We also study the effect of DNA adducts of novel antitumor platinum and ruthenium complexes and resulting new structural motifs in DNA on DNA-binding properties of transcription factors, zinc-finger proteins, and protein components of repair systems. An important feature of these DNA-binding proteins is that they affect processes leading to programmed cell death or necrosis—that is, processes that play a critical role in the mechanism of several antitumor metal-based drugs. Given that DNA adducts of antitumor metal-based drugs may trigger apoptosis or necrosis in cells sensitive to these agents, compounds that lower the affinity of these DNA-binding proteins to DNA may be more effective in inducing apoptosis or necrosis, which may promote the antitumor effects of these compounds.

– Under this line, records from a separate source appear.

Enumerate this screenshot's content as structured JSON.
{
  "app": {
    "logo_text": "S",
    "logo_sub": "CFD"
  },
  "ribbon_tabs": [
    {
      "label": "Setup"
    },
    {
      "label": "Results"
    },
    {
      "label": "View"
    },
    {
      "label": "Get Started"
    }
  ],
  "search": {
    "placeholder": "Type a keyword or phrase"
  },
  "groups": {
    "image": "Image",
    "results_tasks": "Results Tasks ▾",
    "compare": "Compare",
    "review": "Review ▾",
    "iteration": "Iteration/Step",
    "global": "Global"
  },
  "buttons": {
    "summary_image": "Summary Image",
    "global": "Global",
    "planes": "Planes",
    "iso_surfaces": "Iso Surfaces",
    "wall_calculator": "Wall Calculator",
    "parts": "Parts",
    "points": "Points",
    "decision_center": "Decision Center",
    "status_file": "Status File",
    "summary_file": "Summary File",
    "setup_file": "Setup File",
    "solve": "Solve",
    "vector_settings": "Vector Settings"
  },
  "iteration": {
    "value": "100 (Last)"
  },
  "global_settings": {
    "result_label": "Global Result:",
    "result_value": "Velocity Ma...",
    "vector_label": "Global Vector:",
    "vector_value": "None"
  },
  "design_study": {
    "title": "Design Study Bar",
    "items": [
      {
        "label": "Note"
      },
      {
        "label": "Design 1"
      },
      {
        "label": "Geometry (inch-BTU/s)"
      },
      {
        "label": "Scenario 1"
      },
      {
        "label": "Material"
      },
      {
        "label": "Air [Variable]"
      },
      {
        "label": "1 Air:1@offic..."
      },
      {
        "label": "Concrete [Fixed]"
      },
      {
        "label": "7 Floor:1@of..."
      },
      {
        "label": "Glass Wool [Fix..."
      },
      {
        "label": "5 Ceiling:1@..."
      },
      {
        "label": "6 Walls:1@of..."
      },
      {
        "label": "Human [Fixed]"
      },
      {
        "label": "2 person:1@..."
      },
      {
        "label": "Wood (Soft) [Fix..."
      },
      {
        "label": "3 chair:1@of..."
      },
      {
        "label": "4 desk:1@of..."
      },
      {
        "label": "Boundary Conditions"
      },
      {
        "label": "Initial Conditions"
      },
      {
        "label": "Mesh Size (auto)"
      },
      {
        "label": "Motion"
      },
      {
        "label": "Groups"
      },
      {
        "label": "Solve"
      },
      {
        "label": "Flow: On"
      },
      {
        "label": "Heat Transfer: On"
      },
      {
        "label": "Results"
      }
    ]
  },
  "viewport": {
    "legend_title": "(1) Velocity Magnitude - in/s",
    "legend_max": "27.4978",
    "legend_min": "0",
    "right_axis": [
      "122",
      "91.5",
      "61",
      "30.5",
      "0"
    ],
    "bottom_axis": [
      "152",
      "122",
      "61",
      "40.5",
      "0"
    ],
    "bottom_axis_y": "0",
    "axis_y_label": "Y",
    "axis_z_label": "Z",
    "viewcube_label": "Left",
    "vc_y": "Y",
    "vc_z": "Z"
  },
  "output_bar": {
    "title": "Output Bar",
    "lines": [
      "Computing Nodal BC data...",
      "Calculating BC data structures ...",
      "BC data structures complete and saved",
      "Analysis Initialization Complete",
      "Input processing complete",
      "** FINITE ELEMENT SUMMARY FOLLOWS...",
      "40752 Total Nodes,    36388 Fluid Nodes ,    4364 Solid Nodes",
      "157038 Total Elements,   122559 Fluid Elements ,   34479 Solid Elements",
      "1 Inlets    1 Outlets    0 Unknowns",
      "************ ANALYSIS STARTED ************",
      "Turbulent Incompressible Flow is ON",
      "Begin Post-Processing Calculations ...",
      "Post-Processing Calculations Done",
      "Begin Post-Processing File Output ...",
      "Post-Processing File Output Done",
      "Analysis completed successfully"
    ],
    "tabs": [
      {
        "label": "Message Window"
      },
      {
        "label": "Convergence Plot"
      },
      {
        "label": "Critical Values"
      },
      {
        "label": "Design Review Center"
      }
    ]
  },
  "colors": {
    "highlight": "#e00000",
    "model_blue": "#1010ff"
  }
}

Another interest is the role of metallothioneins (MTs), a class of cysteine-rich metalloproteins involved in heavy metal detoxification, in the mechanisms underlying antitumor effects of platinum and ruthenium compounds. The direct interaction of MT with cisplatin is believed to be the primary cause of the tumor-cell resistance. Therefore, the following questions are addressed: whether MTs are involved in the demetallation of DNA modified by antitumor osmium, platinum, or ruthenium drugs; whether there are differences in their interaction with metallated DNA modified by cisplatin versus novel antitumor osmium, platinum, or ruthenium complexes; and whether platinum (ruthenium)-containing MTs can serve as a drug reservoir for DNA metallation.

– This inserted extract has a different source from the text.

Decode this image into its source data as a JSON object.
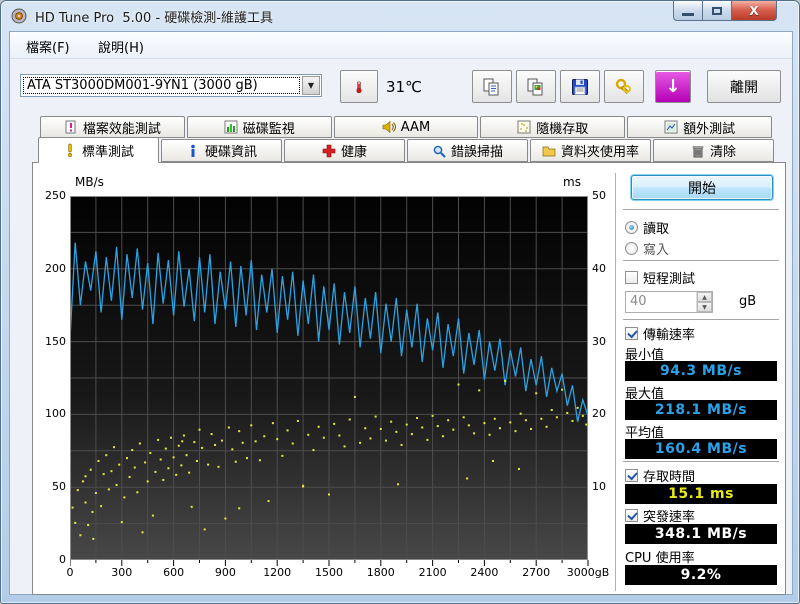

We are trying to determine the significance of several pharmacologic factors that may play a role in the mechanism of biological effects of metallodrugs at moderately elevated temperatures—namely, alterations in the target DNA modification and cellular processing of these modifications and their cellular uptake. Chemotherapy combined with elevated temperature (hyperthermia) represents an interesting approach in the treatment of cancer compared with chemotherapy alone. Broadening the possibilities to exploit platinum antitumor drugs in combination with hyperthermia in the clinic depends on understanding the mechanism of the combined effect of existing platinum agents and hyperthermia, with a view toward developing new modes of treatment. Therefore, it is also of great interest to understand details of the molecular and biochemical mechanisms underlying the biological efficacy of cisplatin at elevated temperatures.
The results of these studies will have important implications for the anticancer effectiveness of new platinum and ruthenium complexes in clinical practice. We propose new concepts for mechanisms underlying anticancer effects of platinum and ruthenium compounds, including new structure–pharmacologic relationships of platinum and ruthenium compounds.
Last updated September 2009